If it's any other resource you could just continue loading the resource here.
So I hope this whirlwind tour of the new API provided you some context around what you can accomplish with AVContentKeySession.
Before I wrap up the talk I have one more exciting feature to share with you, and this is available through AVContentKeySession.
We are providing double expiry windows support for FairPlay Streaming persistent keys.
Now, what does this double expiry window thing?
If you've ever rented a movie on iTunes you would see that you have once you rent a movie you have 30 days to watch it.
And once you start watching the moving you have 24 hours to finish it.
We call this dual expiry window model for rentals.
So what this feature allows you to do is define and customize two expiry windows for FairPlay Streaming persistent keys.
That will allow you to support items like rental feature without much engineering effort on the silver side and the best thing is it works on both offline and online playback.
So in order to use this feature, you have to first opt in by sending suitable descriptor in CKC and that will allow you to specify two expiry windows.
The first one is called a storage expiry window which starts as soon as the persistent key is created, and then we have a playback expiry window which starts when the persistent key is used to start the playback.
To explain this feature better let me just give you let me just take you over a timeline of events and the context of offline playback.
When the user rents a movie to play offline you would create a persistent key with a CKC that opts in to use this feature.
This persistent key is said to expire at the end of storage expiry window which was 30 days from our example.
You would typically store this persistent key in your apps storage and use it to answer a key request later on.
Now when the user comes back within these 30 days and asks you to start play ask you to play the content, you will get a key request and you would use this persistent key to answer the key request.
At that point, we will send you an updated persistent key which is set to expire at the end of playback experiment which was 24 hours from our example.
Along with that we'll also explicitly expire the original persistent key that you've created, so you're expected to save the updated persistent key in your app storage and use that to answer future key loading requests.
That is when the user stops and resumes playback within the next 24 hours.
In terms of code this is very similar to the persistent key workflow that we just saw a few slides ago, however, we'll send you this new updated persistent key through a new AVContentKeySession delegate callback.

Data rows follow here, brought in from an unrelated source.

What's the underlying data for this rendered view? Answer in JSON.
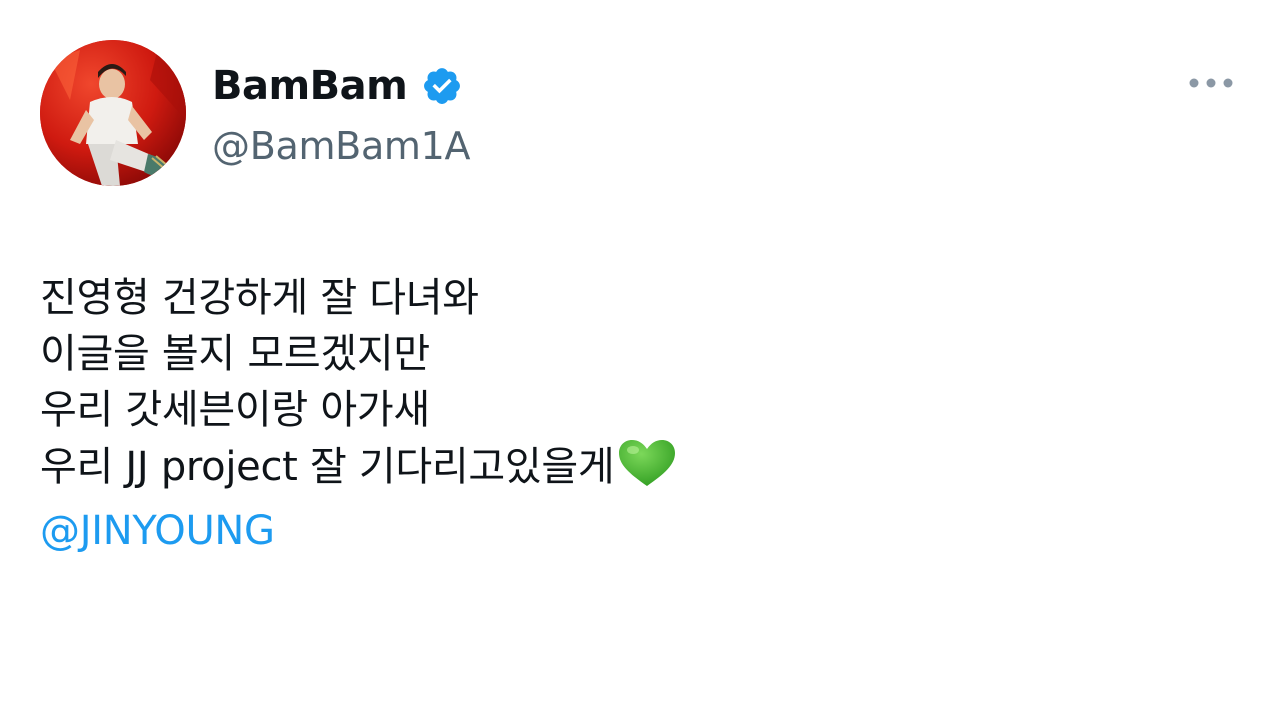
{
  "tweet": {
    "author": {
      "display_name": "BamBam",
      "handle": "@BamBam1A",
      "verified": true,
      "avatar_icon": "profile-photo"
    },
    "menu_icon": "more-horizontal-icon",
    "body_lines": [
      "진영형 건강하게 잘 다녀와",
      "이글을 볼지 모르겠지만",
      "우리 갓세븐이랑 아가새",
      "우리 JJ project 잘 기다리고있을게"
    ],
    "emoji": "green-heart-icon",
    "mention": "@JINYOUNG"
  },
  "colors": {
    "text": "#0f1419",
    "secondary": "#536471",
    "accent": "#1d9bf0",
    "heart": "#3fae2a"
  }
}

So those were all the enhancements that we had for FairPlay Streaming key delivery process this year.
In conclusion, we introduced two new CODECS.

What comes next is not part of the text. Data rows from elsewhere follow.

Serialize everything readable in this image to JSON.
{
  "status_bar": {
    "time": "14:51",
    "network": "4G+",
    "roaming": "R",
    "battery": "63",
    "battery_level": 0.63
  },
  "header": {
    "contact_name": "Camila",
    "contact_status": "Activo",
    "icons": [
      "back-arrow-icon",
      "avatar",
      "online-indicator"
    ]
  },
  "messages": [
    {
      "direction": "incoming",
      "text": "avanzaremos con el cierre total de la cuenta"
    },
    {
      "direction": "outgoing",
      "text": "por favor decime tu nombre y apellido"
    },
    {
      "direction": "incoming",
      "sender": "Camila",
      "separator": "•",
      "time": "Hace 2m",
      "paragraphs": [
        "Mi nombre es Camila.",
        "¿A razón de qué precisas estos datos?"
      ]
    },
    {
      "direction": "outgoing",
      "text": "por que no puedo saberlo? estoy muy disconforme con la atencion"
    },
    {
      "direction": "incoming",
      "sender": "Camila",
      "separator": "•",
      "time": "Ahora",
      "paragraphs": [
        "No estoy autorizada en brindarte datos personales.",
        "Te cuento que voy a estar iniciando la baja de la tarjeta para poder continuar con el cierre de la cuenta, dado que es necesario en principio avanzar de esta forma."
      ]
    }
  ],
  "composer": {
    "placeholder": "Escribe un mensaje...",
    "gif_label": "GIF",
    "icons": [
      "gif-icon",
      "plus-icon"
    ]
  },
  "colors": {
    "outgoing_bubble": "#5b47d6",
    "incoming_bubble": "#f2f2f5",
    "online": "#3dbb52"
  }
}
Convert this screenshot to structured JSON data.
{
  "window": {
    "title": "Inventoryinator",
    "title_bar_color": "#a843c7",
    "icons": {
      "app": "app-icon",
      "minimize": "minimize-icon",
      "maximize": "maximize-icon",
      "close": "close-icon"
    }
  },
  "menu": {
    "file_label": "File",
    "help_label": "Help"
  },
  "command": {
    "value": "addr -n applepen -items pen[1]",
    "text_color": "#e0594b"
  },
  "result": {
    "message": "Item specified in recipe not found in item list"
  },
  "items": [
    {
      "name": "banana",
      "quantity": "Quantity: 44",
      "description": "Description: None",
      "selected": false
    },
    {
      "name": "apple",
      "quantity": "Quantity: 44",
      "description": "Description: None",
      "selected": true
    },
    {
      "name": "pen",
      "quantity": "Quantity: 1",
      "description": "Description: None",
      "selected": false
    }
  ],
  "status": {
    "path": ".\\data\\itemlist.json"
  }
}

We introduced a [inaudible] this year, HEVC and IMSC1.
We added the EXT-X-GAP tag that allows you to indicate gaps in your livestreams.
And now you can define and use PHP style variables in your HLS streams.

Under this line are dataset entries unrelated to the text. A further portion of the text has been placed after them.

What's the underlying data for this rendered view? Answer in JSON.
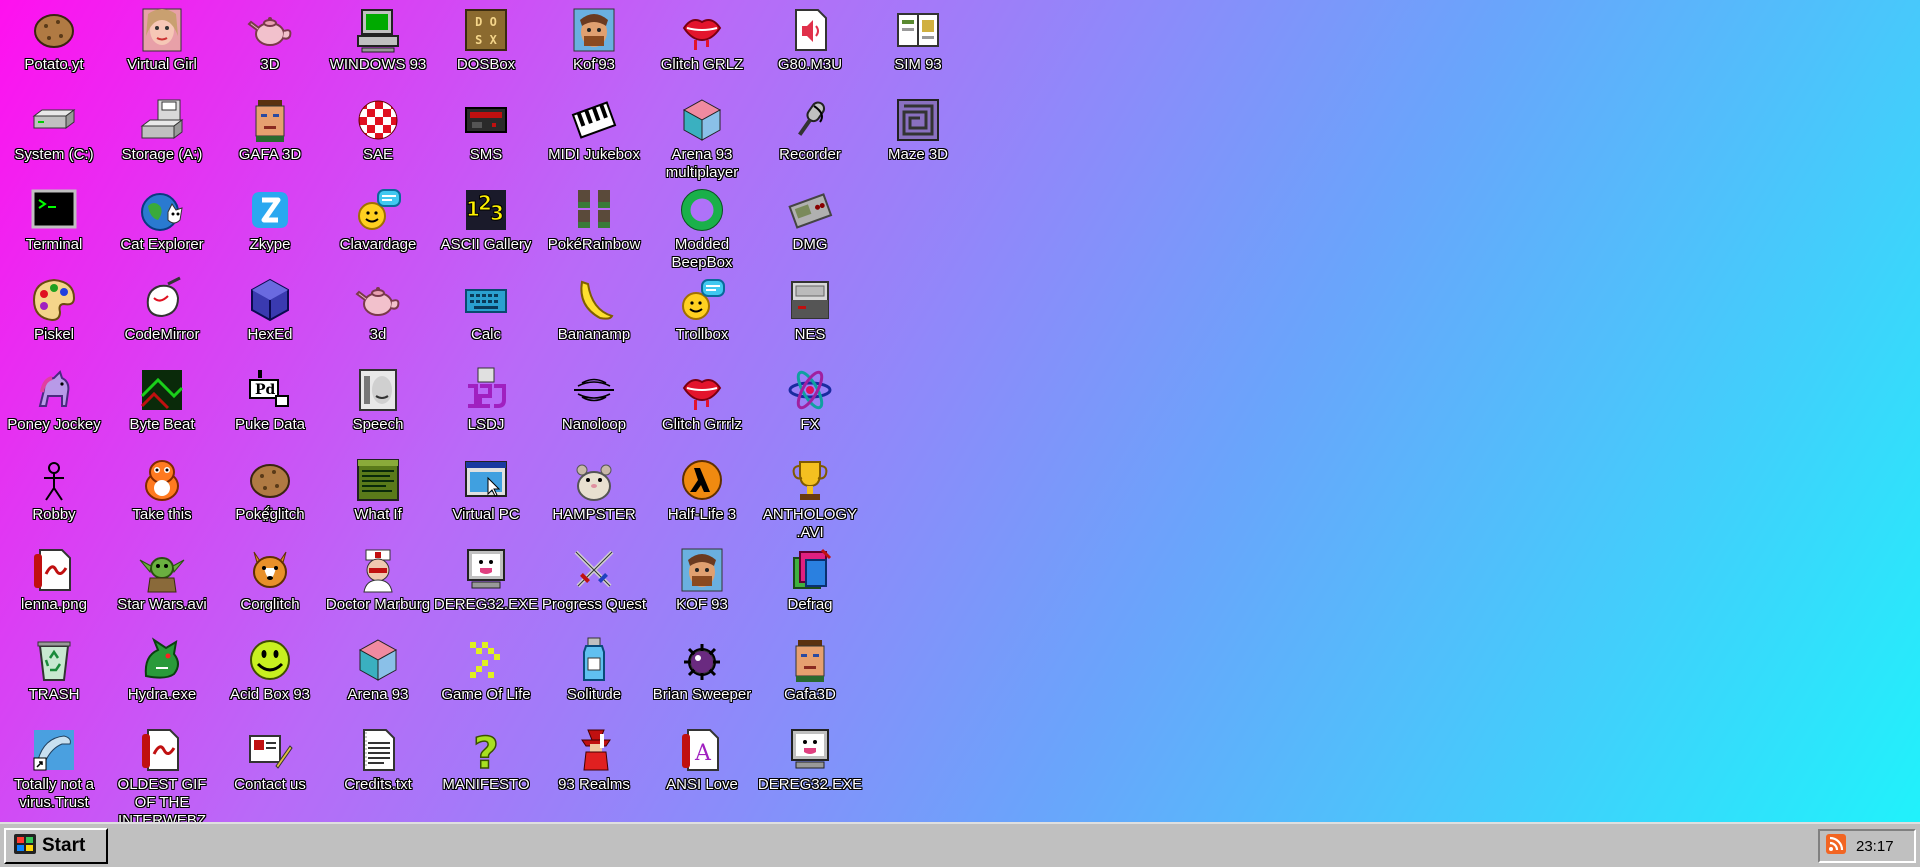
{
  "desktop": {
    "icons": [
      {
        "label": "Potato.yt",
        "icon": "potato-icon",
        "col": 0,
        "row": 0
      },
      {
        "label": "Virtual Girl",
        "icon": "virtual-girl-icon",
        "col": 1,
        "row": 0
      },
      {
        "label": "3D",
        "icon": "teapot-icon",
        "col": 2,
        "row": 0
      },
      {
        "label": "WINDOWS 93",
        "icon": "computer-icon",
        "col": 3,
        "row": 0
      },
      {
        "label": "DOSBox",
        "icon": "dosbox-icon",
        "col": 4,
        "row": 0
      },
      {
        "label": "Kof'93",
        "icon": "fighter-portrait-icon",
        "col": 5,
        "row": 0
      },
      {
        "label": "Glitch GRLZ",
        "icon": "glitch-lips-icon",
        "col": 6,
        "row": 0
      },
      {
        "label": "G80.M3U",
        "icon": "audio-file-icon",
        "col": 7,
        "row": 0
      },
      {
        "label": "SIM 93",
        "icon": "book-icon",
        "col": 8,
        "row": 0
      },
      {
        "label": "System (C:)",
        "icon": "hard-drive-icon",
        "col": 0,
        "row": 1
      },
      {
        "label": "Storage (A:)",
        "icon": "floppy-drive-icon",
        "col": 1,
        "row": 1
      },
      {
        "label": "GAFA 3D",
        "icon": "guy-face-icon",
        "col": 2,
        "row": 1
      },
      {
        "label": "SAE",
        "icon": "checker-ball-icon",
        "col": 3,
        "row": 1
      },
      {
        "label": "SMS",
        "icon": "console-icon",
        "col": 4,
        "row": 1
      },
      {
        "label": "MIDI Jukebox",
        "icon": "piano-keys-icon",
        "col": 5,
        "row": 1
      },
      {
        "label": "Arena 93 multiplayer",
        "icon": "cube-icon",
        "col": 6,
        "row": 1
      },
      {
        "label": "Recorder",
        "icon": "microphone-icon",
        "col": 7,
        "row": 1
      },
      {
        "label": "Maze 3D",
        "icon": "maze-icon",
        "col": 8,
        "row": 1
      },
      {
        "label": "Terminal",
        "icon": "terminal-icon",
        "col": 0,
        "row": 2
      },
      {
        "label": "Cat Explorer",
        "icon": "cat-globe-icon",
        "col": 1,
        "row": 2
      },
      {
        "label": "Zkype",
        "icon": "zkype-icon",
        "col": 2,
        "row": 2
      },
      {
        "label": "Clavardage",
        "icon": "chat-smiley-icon",
        "col": 3,
        "row": 2
      },
      {
        "label": "ASCII Gallery",
        "icon": "numbers-123-icon",
        "col": 4,
        "row": 2
      },
      {
        "label": "PokéRainbow",
        "icon": "sprite-group-icon",
        "col": 5,
        "row": 2
      },
      {
        "label": "Modded BeepBox",
        "icon": "ring-icon",
        "col": 6,
        "row": 2
      },
      {
        "label": "DMG",
        "icon": "gameboy-icon",
        "col": 7,
        "row": 2
      },
      {
        "label": "Piskel",
        "icon": "palette-icon",
        "col": 0,
        "row": 3
      },
      {
        "label": "CodeMirror",
        "icon": "codemirror-icon",
        "col": 1,
        "row": 3
      },
      {
        "label": "HexEd",
        "icon": "hex-cube-icon",
        "col": 2,
        "row": 3
      },
      {
        "label": "3d",
        "icon": "teapot-icon",
        "col": 3,
        "row": 3
      },
      {
        "label": "Calc",
        "icon": "keyboard-icon",
        "col": 4,
        "row": 3
      },
      {
        "label": "Bananamp",
        "icon": "banana-icon",
        "col": 5,
        "row": 3
      },
      {
        "label": "Trollbox",
        "icon": "chat-smiley-icon",
        "col": 6,
        "row": 3
      },
      {
        "label": "NES",
        "icon": "nes-console-icon",
        "col": 7,
        "row": 3
      },
      {
        "label": "Poney Jockey",
        "icon": "pony-icon",
        "col": 0,
        "row": 4
      },
      {
        "label": "Byte Beat",
        "icon": "bytebeat-icon",
        "col": 1,
        "row": 4
      },
      {
        "label": "Puke Data",
        "icon": "puredata-icon",
        "col": 2,
        "row": 4
      },
      {
        "label": "Speech",
        "icon": "speech-face-icon",
        "col": 3,
        "row": 4
      },
      {
        "label": "LSDJ",
        "icon": "lsdj-icon",
        "col": 4,
        "row": 4
      },
      {
        "label": "Nanoloop",
        "icon": "wave-icon",
        "col": 5,
        "row": 4
      },
      {
        "label": "Glitch Grrrlz",
        "icon": "glitch-lips-icon",
        "col": 6,
        "row": 4
      },
      {
        "label": "FX",
        "icon": "atom-icon",
        "col": 7,
        "row": 4
      },
      {
        "label": "Robby",
        "icon": "stick-figure-icon",
        "col": 0,
        "row": 5
      },
      {
        "label": "Take this",
        "icon": "orange-creature-icon",
        "col": 1,
        "row": 5
      },
      {
        "label": "Poké̤̈́glitch",
        "icon": "potato-icon",
        "col": 2,
        "row": 5
      },
      {
        "label": "What If",
        "icon": "text-window-icon",
        "col": 3,
        "row": 5
      },
      {
        "label": "Virtual PC",
        "icon": "window-cursor-icon",
        "col": 4,
        "row": 5
      },
      {
        "label": "HAMPSTER",
        "icon": "hamster-icon",
        "col": 5,
        "row": 5
      },
      {
        "label": "Half-Life 3",
        "icon": "halflife-icon",
        "col": 6,
        "row": 5
      },
      {
        "label": "ANTHOLOGY .AVI",
        "icon": "trophy-icon",
        "col": 7,
        "row": 5
      },
      {
        "label": "lenna.png",
        "icon": "pdf-doc-icon",
        "col": 0,
        "row": 6
      },
      {
        "label": "Star Wars.avi",
        "icon": "yoda-icon",
        "col": 1,
        "row": 6
      },
      {
        "label": "Corglitch",
        "icon": "corgi-icon",
        "col": 2,
        "row": 6
      },
      {
        "label": "Doctor Marburg",
        "icon": "doctor-icon",
        "col": 3,
        "row": 6
      },
      {
        "label": "DEREG32.EXE",
        "icon": "monitor-face-icon",
        "col": 4,
        "row": 6
      },
      {
        "label": "Progress Quest",
        "icon": "swords-icon",
        "col": 5,
        "row": 6
      },
      {
        "label": "KOF 93",
        "icon": "fighter-portrait-icon",
        "col": 6,
        "row": 6
      },
      {
        "label": "Defrag",
        "icon": "defrag-icon",
        "col": 7,
        "row": 6
      },
      {
        "label": "TRASH",
        "icon": "recycle-bin-icon",
        "col": 0,
        "row": 7
      },
      {
        "label": "Hydra.exe",
        "icon": "dragon-icon",
        "col": 1,
        "row": 7
      },
      {
        "label": "Acid Box 93",
        "icon": "acid-smiley-icon",
        "col": 2,
        "row": 7
      },
      {
        "label": "Arena 93",
        "icon": "cube-icon",
        "col": 3,
        "row": 7
      },
      {
        "label": "Game Of Life",
        "icon": "game-of-life-icon",
        "col": 4,
        "row": 7
      },
      {
        "label": "Solitude",
        "icon": "bottle-icon",
        "col": 5,
        "row": 7
      },
      {
        "label": "Brian Sweeper",
        "icon": "mine-icon",
        "col": 6,
        "row": 7
      },
      {
        "label": "Gafa3D",
        "icon": "guy-face-icon",
        "col": 7,
        "row": 7
      },
      {
        "label": "Totally not a virus.Trust",
        "icon": "dolphin-shortcut-icon",
        "col": 0,
        "row": 8
      },
      {
        "label": "OLDEST GIF OF THE INTERWEBZ",
        "icon": "pdf-doc-icon",
        "col": 1,
        "row": 8
      },
      {
        "label": "Contact us",
        "icon": "contact-card-icon",
        "col": 2,
        "row": 8
      },
      {
        "label": "Credits.txt",
        "icon": "text-file-icon",
        "col": 3,
        "row": 8
      },
      {
        "label": "MANIFESTO",
        "icon": "question-mark-icon",
        "col": 4,
        "row": 8
      },
      {
        "label": "93 Realms",
        "icon": "red-mage-icon",
        "col": 5,
        "row": 8
      },
      {
        "label": "ANSI Love",
        "icon": "ansi-doc-icon",
        "col": 6,
        "row": 8
      },
      {
        "label": "DEREG32.EXE",
        "icon": "monitor-face-icon",
        "col": 7,
        "row": 8
      }
    ]
  },
  "taskbar": {
    "start_label": "Start",
    "start_icon": "windows-logo-icon",
    "tray_icon": "rss-icon",
    "clock": "23:17"
  },
  "colors": {
    "gradient_start": "#ff10ef",
    "gradient_end": "#1ef4fb",
    "taskbar": "#c0c0c0"
  }
}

You can now synchronize two or more HLS streams, and we provided new APIs that will allow you to have better control over offline HLS assets.
Now there is a new API AVContentKeySession that allows you to get better manage and deliver content decryption keys.
And finally, we added dual expiry window support for all FairPlay Streaming persistent keys so that will allow you to support rental model with your offline HLS assets.
It was really exciting for all of us to work on these new features and we look forward to the adoption.
Thanks a lot for attending this session.
You can get more information by visiting our session page on the developer site.
You can also download all the sample code for different things that we covered during this talk.
We have a bunch of related sessions for you.
I strongly recommend watching Error Handling Best Practices, and Authoring Update for HLS.
These are available as on-demand videos and your WWDC app, and if you miss any of the other live sessions you could always go to your WWDC app to watch them offline or watch them on demand.
Thank you so much.
Have a great rest of the week.